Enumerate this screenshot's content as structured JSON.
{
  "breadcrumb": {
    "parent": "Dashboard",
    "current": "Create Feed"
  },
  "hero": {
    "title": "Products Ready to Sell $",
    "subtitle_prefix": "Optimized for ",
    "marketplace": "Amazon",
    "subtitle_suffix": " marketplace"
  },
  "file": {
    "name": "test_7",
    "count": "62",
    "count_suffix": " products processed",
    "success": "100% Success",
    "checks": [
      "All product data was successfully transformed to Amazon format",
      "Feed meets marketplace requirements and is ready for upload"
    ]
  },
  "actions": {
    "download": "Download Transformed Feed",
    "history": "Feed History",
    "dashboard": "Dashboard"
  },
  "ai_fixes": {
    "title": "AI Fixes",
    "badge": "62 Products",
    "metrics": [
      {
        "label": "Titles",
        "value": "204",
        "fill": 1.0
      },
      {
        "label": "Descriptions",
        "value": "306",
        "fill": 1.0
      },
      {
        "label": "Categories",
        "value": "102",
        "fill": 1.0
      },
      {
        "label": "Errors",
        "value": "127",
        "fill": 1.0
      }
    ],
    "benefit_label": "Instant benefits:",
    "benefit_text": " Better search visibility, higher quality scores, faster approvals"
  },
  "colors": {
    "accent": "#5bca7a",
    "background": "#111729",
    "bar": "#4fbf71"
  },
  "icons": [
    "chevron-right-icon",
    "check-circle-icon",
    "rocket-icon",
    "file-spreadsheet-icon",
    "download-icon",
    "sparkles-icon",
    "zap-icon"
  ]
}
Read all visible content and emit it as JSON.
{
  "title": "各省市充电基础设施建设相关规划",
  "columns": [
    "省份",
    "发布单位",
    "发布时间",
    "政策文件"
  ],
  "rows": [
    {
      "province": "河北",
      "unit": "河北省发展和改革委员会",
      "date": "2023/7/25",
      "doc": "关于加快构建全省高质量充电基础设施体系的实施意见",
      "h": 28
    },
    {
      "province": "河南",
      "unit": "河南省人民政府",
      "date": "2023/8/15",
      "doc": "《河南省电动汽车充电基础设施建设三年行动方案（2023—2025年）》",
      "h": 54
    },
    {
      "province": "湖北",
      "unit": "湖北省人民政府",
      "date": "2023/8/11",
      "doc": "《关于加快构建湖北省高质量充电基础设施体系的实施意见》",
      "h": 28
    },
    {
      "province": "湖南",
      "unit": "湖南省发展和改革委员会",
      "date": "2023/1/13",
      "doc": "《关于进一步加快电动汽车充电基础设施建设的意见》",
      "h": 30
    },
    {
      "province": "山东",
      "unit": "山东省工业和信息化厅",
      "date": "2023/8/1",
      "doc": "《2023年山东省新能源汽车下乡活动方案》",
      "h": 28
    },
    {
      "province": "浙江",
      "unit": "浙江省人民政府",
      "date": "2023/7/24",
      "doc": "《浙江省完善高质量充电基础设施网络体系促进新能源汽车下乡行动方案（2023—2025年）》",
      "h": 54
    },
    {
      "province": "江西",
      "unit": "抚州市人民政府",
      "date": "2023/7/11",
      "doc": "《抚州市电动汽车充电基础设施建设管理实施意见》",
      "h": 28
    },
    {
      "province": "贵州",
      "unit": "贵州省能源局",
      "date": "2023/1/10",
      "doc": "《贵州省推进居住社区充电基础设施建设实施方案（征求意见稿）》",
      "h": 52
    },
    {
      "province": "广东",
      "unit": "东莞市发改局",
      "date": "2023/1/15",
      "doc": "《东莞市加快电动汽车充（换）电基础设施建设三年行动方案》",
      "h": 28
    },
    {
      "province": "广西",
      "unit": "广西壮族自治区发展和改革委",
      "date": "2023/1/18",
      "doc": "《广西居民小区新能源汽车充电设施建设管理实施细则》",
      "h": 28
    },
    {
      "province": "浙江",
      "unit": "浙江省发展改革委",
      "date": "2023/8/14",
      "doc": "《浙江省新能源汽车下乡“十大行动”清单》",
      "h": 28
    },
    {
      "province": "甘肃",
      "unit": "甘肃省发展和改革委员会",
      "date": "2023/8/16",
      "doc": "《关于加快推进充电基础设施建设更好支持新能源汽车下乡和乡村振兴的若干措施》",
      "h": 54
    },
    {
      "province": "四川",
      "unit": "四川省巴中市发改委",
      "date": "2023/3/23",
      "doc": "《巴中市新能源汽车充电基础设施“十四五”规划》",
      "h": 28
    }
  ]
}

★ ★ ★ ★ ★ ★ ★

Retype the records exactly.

Enumerate this screenshot's content as structured JSON.
{
  "breadcrumb": {
    "parent": "Dashboard",
    "current": "Create Feed"
  },
  "hero": {
    "title": "Products Ready to Sell $",
    "subtitle_prefix": "Optimized for ",
    "marketplace": "Amazon",
    "subtitle_suffix": " marketplace"
  },
  "file": {
    "name": "test_7",
    "count": "62",
    "count_suffix": " products processed",
    "success": "100% Success",
    "checks": [
      "All product data was successfully transformed to Amazon format",
      "Feed meets marketplace requirements and is ready for upload"
    ]
  },
  "actions": {
    "download": "Download Transformed Feed",
    "history": "Feed History",
    "dashboard": "Dashboard"
  },
  "ai_fixes": {
    "title": "AI Fixes",
    "badge": "62 Products",
    "metrics": [
      {
        "label": "Titles",
        "value": "204",
        "fill": 1.0
      },
      {
        "label": "Descriptions",
        "value": "306",
        "fill": 1.0
      },
      {
        "label": "Categories",
        "value": "102",
        "fill": 1.0
      },
      {
        "label": "Errors",
        "value": "127",
        "fill": 1.0
      }
    ],
    "benefit_label": "Instant benefits:",
    "benefit_text": " Better search visibility, higher quality scores, faster approvals"
  },
  "colors": {
    "accent": "#5bca7a",
    "background": "#111729",
    "bar": "#4fbf71"
  },
  "icons": [
    "chevron-right-icon",
    "check-circle-icon",
    "rocket-icon",
    "file-spreadsheet-icon",
    "download-icon",
    "sparkles-icon",
    "zap-icon"
  ]
}
Read all visible content and emit it as JSON.
{
  "title": "各省市充电基础设施建设相关规划",
  "columns": [
    "省份",
    "发布单位",
    "发布时间",
    "政策文件"
  ],
  "rows": [
    {
      "province": "河北",
      "unit": "河北省发展和改革委员会",
      "date": "2023/7/25",
      "doc": "关于加快构建全省高质量充电基础设施体系的实施意见",
      "h": 28
    },
    {
      "province": "河南",
      "unit": "河南省人民政府",
      "date": "2023/8/15",
      "doc": "《河南省电动汽车充电基础设施建设三年行动方案（2023—2025年）》",
      "h": 54
    },
    {
      "province": "湖北",
      "unit": "湖北省人民政府",
      "date": "2023/8/11",
      "doc": "《关于加快构建湖北省高质量充电基础设施体系的实施意见》",
      "h": 28
    },
    {
      "province": "湖南",
      "unit": "湖南省发展和改革委员会",
      "date": "2023/1/13",
      "doc": "《关于进一步加快电动汽车充电基础设施建设的意见》",
      "h": 30
    },
    {
      "province": "山东",
      "unit": "山东省工业和信息化厅",
      "date": "2023/8/1",
      "doc": "《2023年山东省新能源汽车下乡活动方案》",
      "h": 28
    },
    {
      "province": "浙江",
      "unit": "浙江省人民政府",
      "date": "2023/7/24",
      "doc": "《浙江省完善高质量充电基础设施网络体系促进新能源汽车下乡行动方案（2023—2025年）》",
      "h": 54
    },
    {
      "province": "江西",
      "unit": "抚州市人民政府",
      "date": "2023/7/11",
      "doc": "《抚州市电动汽车充电基础设施建设管理实施意见》",
      "h": 28
    },
    {
      "province": "贵州",
      "unit": "贵州省能源局",
      "date": "2023/1/10",
      "doc": "《贵州省推进居住社区充电基础设施建设实施方案（征求意见稿）》",
      "h": 52
    },
    {
      "province": "广东",
      "unit": "东莞市发改局",
      "date": "2023/1/15",
      "doc": "《东莞市加快电动汽车充（换）电基础设施建设三年行动方案》",
      "h": 28
    },
    {
      "province": "广西",
      "unit": "广西壮族自治区发展和改革委",
      "date": "2023/1/18",
      "doc": "《广西居民小区新能源汽车充电设施建设管理实施细则》",
      "h": 28
    },
    {
      "province": "浙江",
      "unit": "浙江省发展改革委",
      "date": "2023/8/14",
      "doc": "《浙江省新能源汽车下乡“十大行动”清单》",
      "h": 28
    },
    {
      "province": "甘肃",
      "unit": "甘肃省发展和改革委员会",
      "date": "2023/8/16",
      "doc": "《关于加快推进充电基础设施建设更好支持新能源汽车下乡和乡村振兴的若干措施》",
      "h": 54
    },
    {
      "province": "四川",
      "unit": "四川省巴中市发改委",
      "date": "2023/3/23",
      "doc": "《巴中市新能源汽车充电基础设施“十四五”规划》",
      "h": 28
    }
  ]
}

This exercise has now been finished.